WHAT IS BEING ASKED:
In the following listing, find the lines containing "this" and report them.

-.-.-

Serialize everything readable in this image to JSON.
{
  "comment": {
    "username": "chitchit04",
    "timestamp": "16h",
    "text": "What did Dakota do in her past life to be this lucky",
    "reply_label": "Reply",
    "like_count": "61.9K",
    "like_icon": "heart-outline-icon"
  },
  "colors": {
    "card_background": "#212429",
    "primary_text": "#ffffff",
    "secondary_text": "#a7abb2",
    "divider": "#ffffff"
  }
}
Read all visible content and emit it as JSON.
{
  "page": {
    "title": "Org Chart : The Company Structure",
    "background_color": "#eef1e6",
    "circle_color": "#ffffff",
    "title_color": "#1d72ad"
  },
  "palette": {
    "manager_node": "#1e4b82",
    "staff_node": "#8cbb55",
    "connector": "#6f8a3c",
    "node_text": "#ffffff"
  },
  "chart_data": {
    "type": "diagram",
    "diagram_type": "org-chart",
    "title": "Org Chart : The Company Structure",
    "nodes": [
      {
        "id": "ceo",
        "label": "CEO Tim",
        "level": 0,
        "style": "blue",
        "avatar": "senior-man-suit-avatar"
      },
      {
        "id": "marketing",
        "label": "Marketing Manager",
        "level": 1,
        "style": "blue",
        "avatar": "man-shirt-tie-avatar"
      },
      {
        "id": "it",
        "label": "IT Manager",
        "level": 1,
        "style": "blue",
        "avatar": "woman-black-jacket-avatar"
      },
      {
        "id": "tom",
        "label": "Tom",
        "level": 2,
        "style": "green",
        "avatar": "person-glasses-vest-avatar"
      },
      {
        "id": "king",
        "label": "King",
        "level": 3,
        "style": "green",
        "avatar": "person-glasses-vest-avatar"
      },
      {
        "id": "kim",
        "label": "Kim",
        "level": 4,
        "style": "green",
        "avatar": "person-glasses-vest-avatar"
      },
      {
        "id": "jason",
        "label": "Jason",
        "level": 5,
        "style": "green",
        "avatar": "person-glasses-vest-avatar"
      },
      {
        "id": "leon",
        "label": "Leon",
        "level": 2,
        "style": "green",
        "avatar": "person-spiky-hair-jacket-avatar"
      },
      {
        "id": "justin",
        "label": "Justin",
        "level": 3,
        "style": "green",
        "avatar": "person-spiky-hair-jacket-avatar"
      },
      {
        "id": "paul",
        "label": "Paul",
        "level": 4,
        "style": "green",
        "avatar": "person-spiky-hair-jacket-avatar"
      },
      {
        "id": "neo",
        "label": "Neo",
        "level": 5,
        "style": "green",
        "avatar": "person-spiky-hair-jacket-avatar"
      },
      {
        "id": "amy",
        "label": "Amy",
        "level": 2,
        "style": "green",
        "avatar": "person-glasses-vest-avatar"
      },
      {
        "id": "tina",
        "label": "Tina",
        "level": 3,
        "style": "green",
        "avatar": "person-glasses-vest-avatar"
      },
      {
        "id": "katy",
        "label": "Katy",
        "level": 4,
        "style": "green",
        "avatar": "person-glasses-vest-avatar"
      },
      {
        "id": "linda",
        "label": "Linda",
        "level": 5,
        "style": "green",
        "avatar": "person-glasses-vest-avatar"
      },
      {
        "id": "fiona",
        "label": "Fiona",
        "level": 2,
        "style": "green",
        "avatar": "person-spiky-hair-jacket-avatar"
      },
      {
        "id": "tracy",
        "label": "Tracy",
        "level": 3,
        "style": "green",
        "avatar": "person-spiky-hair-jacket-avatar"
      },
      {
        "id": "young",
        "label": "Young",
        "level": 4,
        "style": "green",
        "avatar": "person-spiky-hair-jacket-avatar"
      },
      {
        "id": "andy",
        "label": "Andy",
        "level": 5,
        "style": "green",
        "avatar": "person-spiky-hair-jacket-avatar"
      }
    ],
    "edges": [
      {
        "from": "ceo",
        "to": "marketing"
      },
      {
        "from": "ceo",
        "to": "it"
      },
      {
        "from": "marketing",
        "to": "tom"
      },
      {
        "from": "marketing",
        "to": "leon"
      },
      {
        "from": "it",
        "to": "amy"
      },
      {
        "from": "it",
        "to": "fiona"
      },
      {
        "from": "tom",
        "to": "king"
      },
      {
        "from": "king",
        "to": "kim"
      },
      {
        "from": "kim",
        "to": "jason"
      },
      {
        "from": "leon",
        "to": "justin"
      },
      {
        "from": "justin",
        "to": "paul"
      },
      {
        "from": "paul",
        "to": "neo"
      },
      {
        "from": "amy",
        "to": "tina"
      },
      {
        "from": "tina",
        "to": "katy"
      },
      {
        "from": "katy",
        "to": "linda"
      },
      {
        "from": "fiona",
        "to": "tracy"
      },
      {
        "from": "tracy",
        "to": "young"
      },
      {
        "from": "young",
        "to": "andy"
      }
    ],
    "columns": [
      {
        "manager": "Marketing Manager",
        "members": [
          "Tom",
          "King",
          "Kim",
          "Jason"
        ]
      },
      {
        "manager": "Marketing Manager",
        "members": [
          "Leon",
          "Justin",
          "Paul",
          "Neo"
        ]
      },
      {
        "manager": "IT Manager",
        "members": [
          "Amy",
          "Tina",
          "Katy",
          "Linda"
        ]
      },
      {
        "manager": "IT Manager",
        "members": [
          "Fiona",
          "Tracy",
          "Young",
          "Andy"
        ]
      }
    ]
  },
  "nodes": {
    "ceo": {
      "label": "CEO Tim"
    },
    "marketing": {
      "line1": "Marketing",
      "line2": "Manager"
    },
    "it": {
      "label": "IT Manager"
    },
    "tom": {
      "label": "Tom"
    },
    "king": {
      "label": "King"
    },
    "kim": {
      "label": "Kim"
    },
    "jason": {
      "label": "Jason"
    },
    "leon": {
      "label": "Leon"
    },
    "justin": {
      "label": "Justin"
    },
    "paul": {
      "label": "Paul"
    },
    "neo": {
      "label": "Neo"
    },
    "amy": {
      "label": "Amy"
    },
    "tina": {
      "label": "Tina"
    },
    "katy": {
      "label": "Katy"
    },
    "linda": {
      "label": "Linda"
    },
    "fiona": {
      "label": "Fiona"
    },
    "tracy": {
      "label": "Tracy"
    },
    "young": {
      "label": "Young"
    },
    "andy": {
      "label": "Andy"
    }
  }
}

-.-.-

TASK RESPONSE:
Serialize everything readable in this image to JSON.
    "text": "What did Dakota do in her past life to be this lucky",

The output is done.